Bartenders Braden LaGrone and Ryan Gannon and owners Neal Bodenheimer and Kirk Estopinal weigh in on the legacy of the shift drink at Cure—past, present and future:

Neal Bodenheimer, co-owner
Shift Drink: “In the early days we drank a lot of old chartreuse.”

On the importance of the shift drink: “The shift drink is the moment when you can let your guard down. It’s like the House of Many Faces on Game of Thrones. The things that make you ‘work you’ are starting to fade into ‘pleasure time you.’ I feel like it’s this moment when you become yourself again.”

On post-shift drink shenanigans: “There have been some fights at The Saint [a local dive bar] after work. With one fight, one of our bartenders calmly said, ‘I’m going to punch you in the fucking face!’ and by the time he got it out, the guy had hit him. There’s a lot of that. It’s bad decision making at 4:30 in the morning. This is New Orleans. If you tell someone you’re going to punch them in the face, you better get ready to be punched in the face.”
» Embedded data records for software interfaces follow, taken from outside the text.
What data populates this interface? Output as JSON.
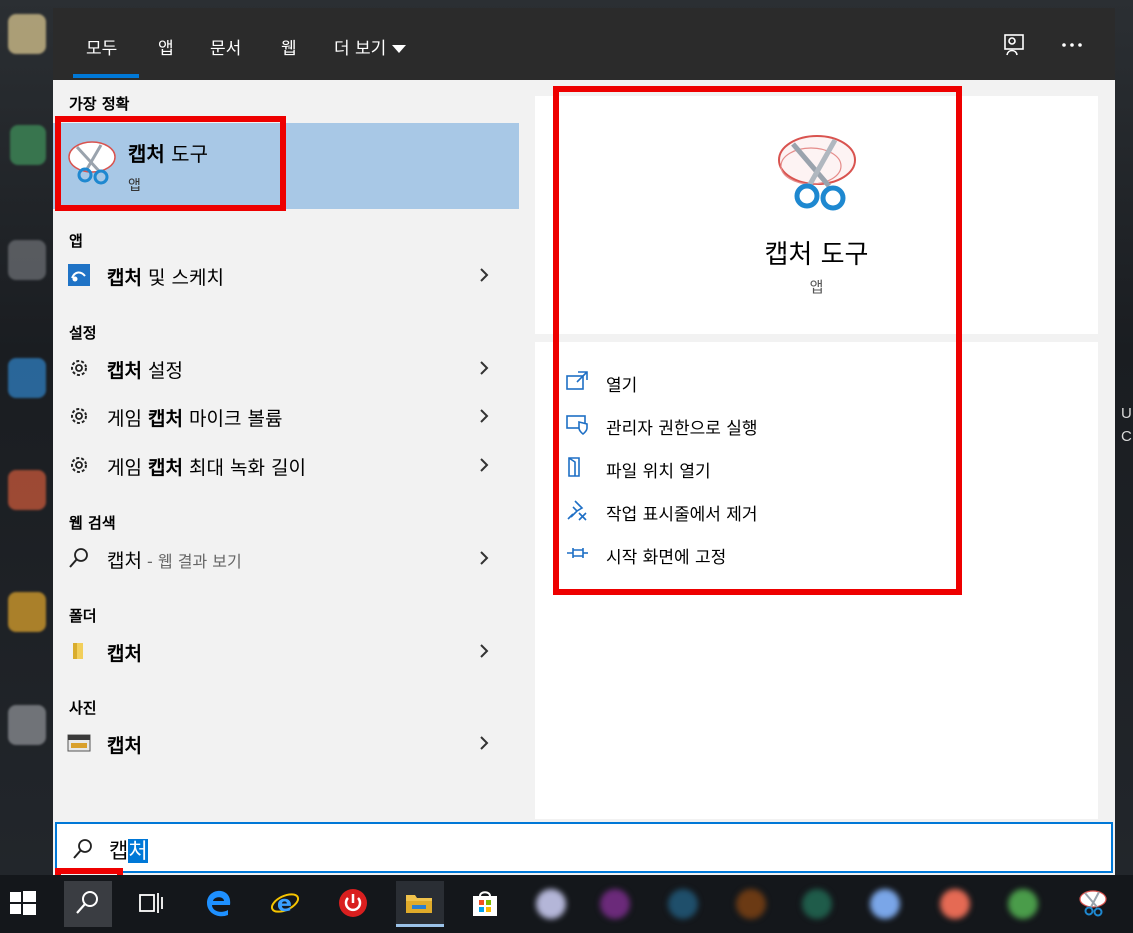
{
  "tabs": [
    {
      "label": "모두"
    },
    {
      "label": "앱"
    },
    {
      "label": "문서"
    },
    {
      "label": "웹"
    },
    {
      "label": "더 보기"
    }
  ],
  "sections": {
    "best_match": "가장 정확",
    "apps": "앱",
    "settings": "설정",
    "web": "웹 검색",
    "folders": "폴더",
    "photos": "사진"
  },
  "best_match": {
    "bold": "캡처",
    "rest": " 도구",
    "subtitle": "앱"
  },
  "rows": {
    "app_snip": {
      "bold": "캡처",
      "rest": " 및 스케치"
    },
    "setting_capture": {
      "bold": "캡처",
      "rest": " 설정"
    },
    "setting_game_mic": {
      "pre": "게임 ",
      "bold": "캡처",
      "rest": " 마이크 볼륨"
    },
    "setting_game_max": {
      "pre": "게임 ",
      "bold": "캡처",
      "rest": " 최대 녹화 길이"
    },
    "web_search": {
      "query": "캡처",
      "hint": " - 웹 결과 보기"
    },
    "folder_capture": {
      "bold": "캡처"
    },
    "photo_capture": {
      "bold": "캡처"
    }
  },
  "detail": {
    "title": "캡처 도구",
    "subtitle": "앱",
    "actions": [
      {
        "label": "열기",
        "icon": "open-icon"
      },
      {
        "label": "관리자 권한으로 실행",
        "icon": "shield-icon"
      },
      {
        "label": "파일 위치 열기",
        "icon": "file-location-icon"
      },
      {
        "label": "작업 표시줄에서 제거",
        "icon": "unpin-icon"
      },
      {
        "label": "시작 화면에 고정",
        "icon": "pin-icon"
      }
    ]
  },
  "search": {
    "typed": "캡",
    "selected": "처"
  },
  "desktop_side_text": [
    "U",
    "C"
  ],
  "colors": {
    "accent": "#0078d7",
    "highlight": "#a8c8e6",
    "annotation": "#ee0000",
    "tabbar": "#2b2b2b"
  }
}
Ryan Gannon, bartender
Shift Drink: “After 10 hours of making stirred drinks, I want cheap beer and a shot of Old Granddad.”

On ritual: “When our happy hour ends, we do a ‘happy hour shot’ that’s just a tiny nip of El Dorado 5 year… We’ll cheers the people sitting there, cheers each other. It’s bonding among the staff, but also makes guests a real part of things.”
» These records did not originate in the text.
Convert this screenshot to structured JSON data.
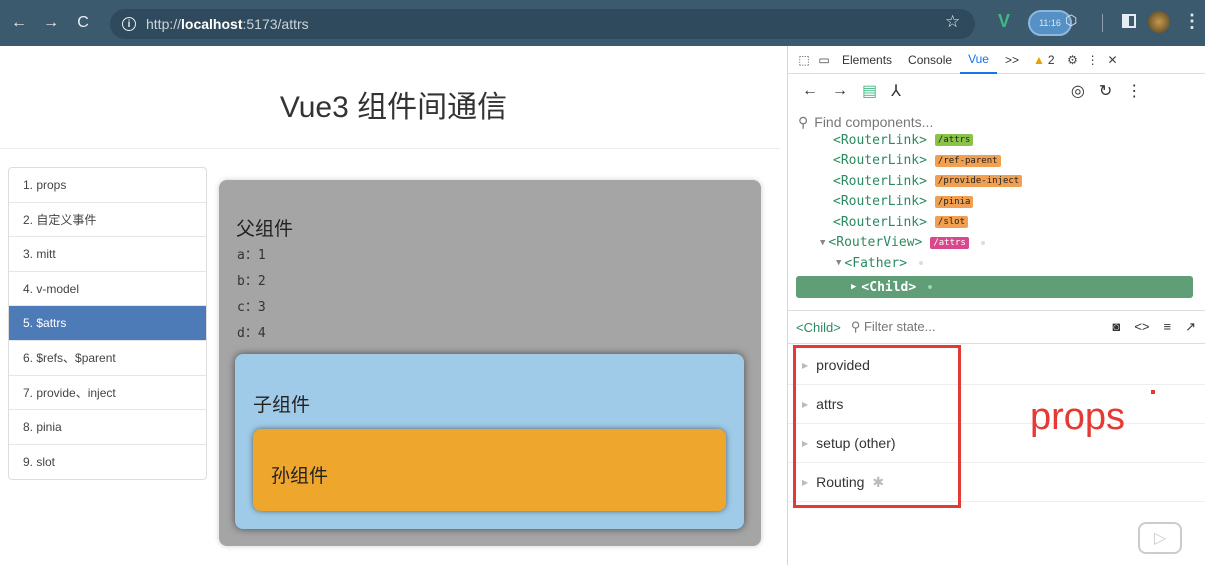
{
  "browser": {
    "back": "←",
    "forward": "→",
    "reload": "C",
    "url_prefix": "http://",
    "url_host": "localhost",
    "url_rest": ":5173/attrs",
    "star": "☆",
    "vue_ext": "V",
    "badge_time": "11:16",
    "menu": "⋮"
  },
  "page": {
    "title": "Vue3 组件间通信",
    "nav": [
      "1. props",
      "2. 自定义事件",
      "3. mitt",
      "4. v-model",
      "5. $attrs",
      "6. $refs、$parent",
      "7. provide、inject",
      "8. pinia",
      "9. slot"
    ],
    "active_index": 4,
    "father": {
      "title": "父组件",
      "items": [
        "a：1",
        "b：2",
        "c：3",
        "d：4"
      ]
    },
    "child": {
      "title": "子组件"
    },
    "grandchild": {
      "title": "孙组件"
    }
  },
  "devtools": {
    "tabs": [
      "Elements",
      "Console",
      "Vue",
      ">>"
    ],
    "active_tab": "Vue",
    "warning_count": "2",
    "search_placeholder": "Find components...",
    "tree": [
      {
        "label": "<RouterLink>",
        "tag": "/attrs",
        "color": "green"
      },
      {
        "label": "<RouterLink>",
        "tag": "/ref-parent",
        "color": "orange"
      },
      {
        "label": "<RouterLink>",
        "tag": "/provide-inject",
        "color": "orange"
      },
      {
        "label": "<RouterLink>",
        "tag": "/pinia",
        "color": "orange"
      },
      {
        "label": "<RouterLink>",
        "tag": "/slot",
        "color": "orange"
      },
      {
        "label": "<RouterView>",
        "tag": "/attrs",
        "color": "pink"
      },
      {
        "label": "<Father>",
        "tag": "",
        "color": ""
      }
    ],
    "selected": "<Child>",
    "state_component": "<Child>",
    "filter_placeholder": "Filter state...",
    "state_sections": [
      "provided",
      "attrs",
      "setup (other)",
      "Routing"
    ]
  },
  "annotation": {
    "note": "props",
    "color": "#e53935"
  }
}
Braden LaGrone, bartender
Shift Drink: “Blanco tequila.”

On the importance of shift drink: “Shift drink is an important time to recall the events of the night and bury any hatchets. You can clock out and leave it there.”

Kirk Estopinal, co-owner
Shift Drink: “Early on, we’d kill a bottle of Barolo Chinato.”

On post-shift drink shenanigans: “On the last night of one of our bartenders, we drank down a bottle of Red Hook Rye, and then we were all going to go to Snake and Jake’s afterward. He saw Nick [Detrich’s] bike, and said, ‘Oh, man, let me ride your bike there!’ He got on the bike, didn’t realize it was fixed gear, and stopped pedaling. He was riding away into the sunset then the next thing you know he’s on the ground, bleeding.”

This interview has been edited and condensed.